_Stored records_
#####

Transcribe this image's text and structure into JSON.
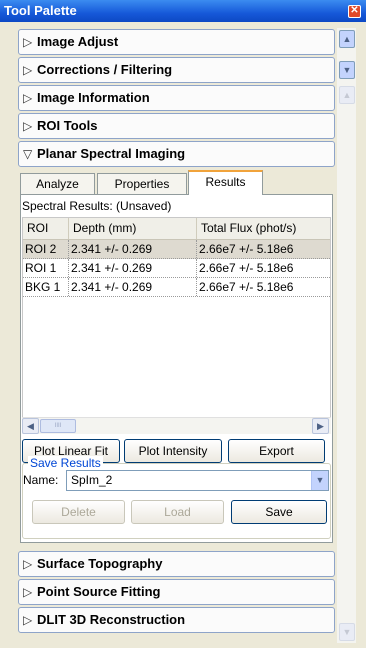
{
  "window": {
    "title": "Tool Palette",
    "close_glyph": "✕"
  },
  "sections_top": [
    {
      "label": "Image Adjust",
      "icon": "triangle-right-icon"
    },
    {
      "label": "Corrections / Filtering",
      "icon": "triangle-right-icon"
    },
    {
      "label": "Image Information",
      "icon": "triangle-right-icon"
    },
    {
      "label": "ROI Tools",
      "icon": "triangle-right-icon"
    },
    {
      "label": "Planar Spectral Imaging",
      "icon": "triangle-down-icon",
      "expanded": true
    }
  ],
  "tabs": [
    {
      "label": "Analyze"
    },
    {
      "label": "Properties"
    },
    {
      "label": "Results",
      "active": true
    }
  ],
  "results": {
    "title": "Spectral Results: (Unsaved)",
    "columns": [
      "ROI",
      "Depth (mm)",
      "Total Flux (phot/s)"
    ],
    "rows": [
      {
        "roi": "ROI 2",
        "depth": "2.341 +/- 0.269",
        "flux": "2.66e7 +/- 5.18e6",
        "selected": true
      },
      {
        "roi": "ROI 1",
        "depth": "2.341 +/- 0.269",
        "flux": "2.66e7 +/- 5.18e6"
      },
      {
        "roi": "BKG 1",
        "depth": "2.341 +/- 0.269",
        "flux": "2.66e7 +/- 5.18e6"
      }
    ]
  },
  "actions": {
    "plot_linear_fit": "Plot Linear Fit",
    "plot_intensity": "Plot Intensity",
    "export": "Export"
  },
  "save_results": {
    "legend": "Save Results",
    "name_label": "Name:",
    "name_value": "SpIm_2",
    "delete": "Delete",
    "load": "Load",
    "save": "Save"
  },
  "sections_bottom": [
    {
      "label": "Surface Topography",
      "icon": "triangle-right-icon"
    },
    {
      "label": "Point Source Fitting",
      "icon": "triangle-right-icon"
    },
    {
      "label": "DLIT 3D Reconstruction",
      "icon": "triangle-right-icon"
    }
  ],
  "glyphs": {
    "right": "▷",
    "down": "▽",
    "left_arrow": "◀",
    "right_arrow": "▶",
    "up_arrow": "▲",
    "down_arrow": "▼",
    "thumb": "IIII"
  },
  "colors": {
    "title_bar": "#1659d9",
    "tab_accent": "#f1a33b",
    "legend_text": "#0046d5",
    "close_button": "#e04a2a"
  }
}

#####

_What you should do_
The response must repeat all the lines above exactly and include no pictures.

_Solution to this problem_
Transcribe this image's text and structure into JSON.
{
  "window": {
    "title": "Tool Palette",
    "close_glyph": "✕"
  },
  "sections_top": [
    {
      "label": "Image Adjust",
      "icon": "triangle-right-icon"
    },
    {
      "label": "Corrections / Filtering",
      "icon": "triangle-right-icon"
    },
    {
      "label": "Image Information",
      "icon": "triangle-right-icon"
    },
    {
      "label": "ROI Tools",
      "icon": "triangle-right-icon"
    },
    {
      "label": "Planar Spectral Imaging",
      "icon": "triangle-down-icon",
      "expanded": true
    }
  ],
  "tabs": [
    {
      "label": "Analyze"
    },
    {
      "label": "Properties"
    },
    {
      "label": "Results",
      "active": true
    }
  ],
  "results": {
    "title": "Spectral Results: (Unsaved)",
    "columns": [
      "ROI",
      "Depth (mm)",
      "Total Flux (phot/s)"
    ],
    "rows": [
      {
        "roi": "ROI 2",
        "depth": "2.341 +/- 0.269",
        "flux": "2.66e7 +/- 5.18e6",
        "selected": true
      },
      {
        "roi": "ROI 1",
        "depth": "2.341 +/- 0.269",
        "flux": "2.66e7 +/- 5.18e6"
      },
      {
        "roi": "BKG 1",
        "depth": "2.341 +/- 0.269",
        "flux": "2.66e7 +/- 5.18e6"
      }
    ]
  },
  "actions": {
    "plot_linear_fit": "Plot Linear Fit",
    "plot_intensity": "Plot Intensity",
    "export": "Export"
  },
  "save_results": {
    "legend": "Save Results",
    "name_label": "Name:",
    "name_value": "SpIm_2",
    "delete": "Delete",
    "load": "Load",
    "save": "Save"
  },
  "sections_bottom": [
    {
      "label": "Surface Topography",
      "icon": "triangle-right-icon"
    },
    {
      "label": "Point Source Fitting",
      "icon": "triangle-right-icon"
    },
    {
      "label": "DLIT 3D Reconstruction",
      "icon": "triangle-right-icon"
    }
  ],
  "glyphs": {
    "right": "▷",
    "down": "▽",
    "left_arrow": "◀",
    "right_arrow": "▶",
    "up_arrow": "▲",
    "down_arrow": "▼",
    "thumb": "IIII"
  },
  "colors": {
    "title_bar": "#1659d9",
    "tab_accent": "#f1a33b",
    "legend_text": "#0046d5",
    "close_button": "#e04a2a"
  }
}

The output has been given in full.